The number of middle-school students who engage in "sexting" may be higher than you think. What's more, those suggestive text messages and photos could potentially lead to criminal consequences.
A study conducted by the Journal of the American Academy of Pediatrics found that more than 1 in 5 middle schoolers reported sending sexually explicit text messages, with some of them having also sent nude or seminude photos, reports Reuters.
The study found that children with emotional and behavioral problems are more at-risk for sexting, and that sexting also correlates with sexual activity.
22 Percent of Middle Schoolers Admit to 'Sexting': Study
The study published in the journal Pediatrics focused on 12- to 14-year-olds and their sexting behaviors. It found that 22 percent had engaged in sexting within the past six months: 17 percent had sent sexual messages via text, while 5 percent took it a step further and sent nude or seminude photos via text message, according to the study.
The researchers concluded that the children who "sext" were more likely to engage in sexual behavior or activity. Kids who are experiencing puberty faster than their peers and those who have difficulty managing their emotions are more likely to sext, the study found.
But the results may not be applicable to all middle schoolers, because researchers only surveyed at-risk seventh graders who were participating in a sexual risk prevention program. Still, regardless of who's doing it, sexting comes with plenty of risks.
Legal Risks of 'Sexting'
One risk of sexting among teenagers and pre-teens is potentially being charged with possession of child porn. This happened in Texas when a 17-year-old boy received nude photos of a 16-year-old girl; the boy then shared the photos with his friends. After it was reported to the school, police arrested the boy for possessing child pornography.

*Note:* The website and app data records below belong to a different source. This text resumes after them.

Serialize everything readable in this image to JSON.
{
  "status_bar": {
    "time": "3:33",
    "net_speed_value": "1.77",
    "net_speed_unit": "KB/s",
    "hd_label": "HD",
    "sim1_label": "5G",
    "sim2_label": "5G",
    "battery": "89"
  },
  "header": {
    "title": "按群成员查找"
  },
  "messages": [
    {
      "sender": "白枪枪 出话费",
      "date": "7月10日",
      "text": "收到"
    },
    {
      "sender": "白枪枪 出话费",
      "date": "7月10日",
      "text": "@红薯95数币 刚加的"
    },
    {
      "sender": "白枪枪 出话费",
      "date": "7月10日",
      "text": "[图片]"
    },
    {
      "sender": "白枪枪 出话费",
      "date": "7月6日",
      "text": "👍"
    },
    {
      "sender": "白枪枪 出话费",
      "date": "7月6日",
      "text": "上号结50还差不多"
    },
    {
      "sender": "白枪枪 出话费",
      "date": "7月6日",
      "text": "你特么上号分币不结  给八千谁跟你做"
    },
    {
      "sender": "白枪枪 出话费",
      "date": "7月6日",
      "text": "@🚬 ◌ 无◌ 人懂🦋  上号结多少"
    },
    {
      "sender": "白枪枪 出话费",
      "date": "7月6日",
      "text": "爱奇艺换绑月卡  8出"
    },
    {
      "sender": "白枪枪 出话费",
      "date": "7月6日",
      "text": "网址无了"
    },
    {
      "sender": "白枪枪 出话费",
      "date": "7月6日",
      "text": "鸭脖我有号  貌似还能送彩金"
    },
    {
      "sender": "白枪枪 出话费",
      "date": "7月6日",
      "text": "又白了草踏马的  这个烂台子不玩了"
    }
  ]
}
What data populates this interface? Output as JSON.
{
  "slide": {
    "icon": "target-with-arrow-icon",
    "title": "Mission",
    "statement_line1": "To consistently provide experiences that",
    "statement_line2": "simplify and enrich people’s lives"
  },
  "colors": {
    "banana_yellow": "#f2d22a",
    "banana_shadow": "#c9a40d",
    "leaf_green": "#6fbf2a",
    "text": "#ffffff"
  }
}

For teens and adults, "sexting" could also cost you your job. In a widely reported incident last year, the FBI issued an internal memo to warn employees against "sexting" on their FBI-issued smartphones. People often forget that their employers can lawfully limit what you're allowed to do on company-owned devices and can fire you violating those terms.
So while it's extremely troublesome that middle school children are sexting, it's important to consider all the possible risks before sending over that racy message.